Celebrating the 4th year of Kaspersky Lab’s support for the Moniker International Art Fair, the world’s largest Urban Art event, Ben Eine’s creative partnership with Kaspersky Lab was showcased through a large scale installation at the Moniker Press Preview on Thursday 5th October
Eine’s specially commissioned artwork includes a new typographic ‘K’ produced exclusively for Kaspersky Lab.
Incredible images by some of the world’s best wildlife photographers will be brought together in this much-anticipated new book, with exclusive launch event and exhibition in London this month.
Powerful images of rhino taken by some of the world’s top wildlife photographers will be unveiled at a free London exhibition and an evening of talks by leading conservationists, as the much-anticipated Remembering Rhinos book is launched this month.
The beautiful photographic book is a follow-up to the hugely successful Remembering Elephants project, which last year raised over £135k for international wildlife charity Born Free’s elephant conservation work.

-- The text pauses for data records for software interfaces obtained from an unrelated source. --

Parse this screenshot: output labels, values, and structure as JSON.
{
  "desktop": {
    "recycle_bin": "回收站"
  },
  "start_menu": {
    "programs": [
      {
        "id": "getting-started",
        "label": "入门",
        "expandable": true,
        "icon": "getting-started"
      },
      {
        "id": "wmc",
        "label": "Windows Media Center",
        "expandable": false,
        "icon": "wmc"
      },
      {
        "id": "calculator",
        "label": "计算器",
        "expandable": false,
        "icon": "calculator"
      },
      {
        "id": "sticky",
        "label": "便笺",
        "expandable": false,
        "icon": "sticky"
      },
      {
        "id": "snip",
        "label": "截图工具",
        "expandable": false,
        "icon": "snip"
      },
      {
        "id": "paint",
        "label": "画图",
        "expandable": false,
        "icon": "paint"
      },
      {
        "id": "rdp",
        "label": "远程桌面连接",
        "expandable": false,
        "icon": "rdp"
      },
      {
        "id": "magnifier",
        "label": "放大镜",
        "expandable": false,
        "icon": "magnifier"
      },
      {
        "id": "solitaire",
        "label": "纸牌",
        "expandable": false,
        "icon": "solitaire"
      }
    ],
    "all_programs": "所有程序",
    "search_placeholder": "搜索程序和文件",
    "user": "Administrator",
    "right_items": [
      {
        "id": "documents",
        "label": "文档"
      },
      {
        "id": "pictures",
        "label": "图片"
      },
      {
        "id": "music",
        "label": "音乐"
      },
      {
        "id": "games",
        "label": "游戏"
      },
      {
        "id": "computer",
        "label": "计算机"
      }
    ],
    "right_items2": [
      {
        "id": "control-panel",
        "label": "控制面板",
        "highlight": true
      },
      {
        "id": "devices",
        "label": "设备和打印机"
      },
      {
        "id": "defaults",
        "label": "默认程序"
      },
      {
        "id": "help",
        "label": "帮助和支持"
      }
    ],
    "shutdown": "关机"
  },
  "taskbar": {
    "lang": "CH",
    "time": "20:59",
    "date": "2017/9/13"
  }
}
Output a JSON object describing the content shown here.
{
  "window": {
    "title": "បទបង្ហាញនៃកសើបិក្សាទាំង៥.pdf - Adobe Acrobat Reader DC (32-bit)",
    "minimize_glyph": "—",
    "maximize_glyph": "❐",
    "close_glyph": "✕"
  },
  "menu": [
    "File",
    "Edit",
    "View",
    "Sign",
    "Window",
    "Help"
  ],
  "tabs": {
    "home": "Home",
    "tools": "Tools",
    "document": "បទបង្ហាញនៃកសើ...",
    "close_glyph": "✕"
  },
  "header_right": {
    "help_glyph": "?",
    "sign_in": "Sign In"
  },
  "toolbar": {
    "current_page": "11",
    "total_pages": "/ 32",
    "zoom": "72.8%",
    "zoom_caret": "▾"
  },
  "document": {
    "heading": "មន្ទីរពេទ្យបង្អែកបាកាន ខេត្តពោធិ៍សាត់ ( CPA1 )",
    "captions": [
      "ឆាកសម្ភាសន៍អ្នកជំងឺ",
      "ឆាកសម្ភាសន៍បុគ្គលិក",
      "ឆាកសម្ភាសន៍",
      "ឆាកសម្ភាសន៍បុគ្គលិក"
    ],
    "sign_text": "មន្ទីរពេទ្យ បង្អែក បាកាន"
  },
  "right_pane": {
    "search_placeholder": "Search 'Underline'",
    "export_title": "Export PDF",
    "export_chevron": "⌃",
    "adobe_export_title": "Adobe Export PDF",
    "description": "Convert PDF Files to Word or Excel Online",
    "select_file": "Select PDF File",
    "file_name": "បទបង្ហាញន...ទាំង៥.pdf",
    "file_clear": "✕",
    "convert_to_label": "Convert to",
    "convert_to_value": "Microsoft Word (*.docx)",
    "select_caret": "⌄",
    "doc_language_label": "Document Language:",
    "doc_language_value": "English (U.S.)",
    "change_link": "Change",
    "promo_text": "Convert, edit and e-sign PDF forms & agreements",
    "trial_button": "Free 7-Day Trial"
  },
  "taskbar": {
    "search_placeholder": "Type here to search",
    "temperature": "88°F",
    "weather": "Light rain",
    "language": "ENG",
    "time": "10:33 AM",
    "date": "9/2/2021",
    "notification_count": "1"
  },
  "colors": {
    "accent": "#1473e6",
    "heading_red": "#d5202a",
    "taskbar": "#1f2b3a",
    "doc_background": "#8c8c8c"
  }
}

It has gained widespread support from a host of celebrities including Russell Crowe, Chris Martin, Joanna Lumley, Michelle Pfeiffer, Amanda Holden, Emilia Fox, Caity Lotz, and Katherine Jenkins, who posed with their copy of the book as part of a social media campaign on World Rhino Day.
Stunning images from the project will be on display at a VIP private view on Tuesday 31st October. The event, held at La Galleria, Pall Mall, will be attended by celebrity wildlife ambassadors as well as a number of the internationally acclaimed photographers, whose work is featured in the book.
The exhibition will remain open 10am – 5pm each day until Saturday 11th November – an unmissable opportunity to view the exquisite imagery, and purchase limited edition prints and copies of the book.
Tickets are still available for a very special evening about rhino conservation and photography at the prestigious Royal Geographic Society, on Wednesday 1st November.
The event will be introduced by Will Travers OBE, President of Born Free and will include talks by Saving the Survivors founder, vet and photographer Johan Marais and former Wildlife Photographer of the Year Steve Winter.
The founder of Remembering Wildlife initiative, Margot Raggett, will compere the evening, which will culminate in an auction of some of the images from the book, presided over by TV auctioneer and Born Free patron, James Lewis.
The books themselves will also be on sale on the night with some of the photographers available to sign them if requested.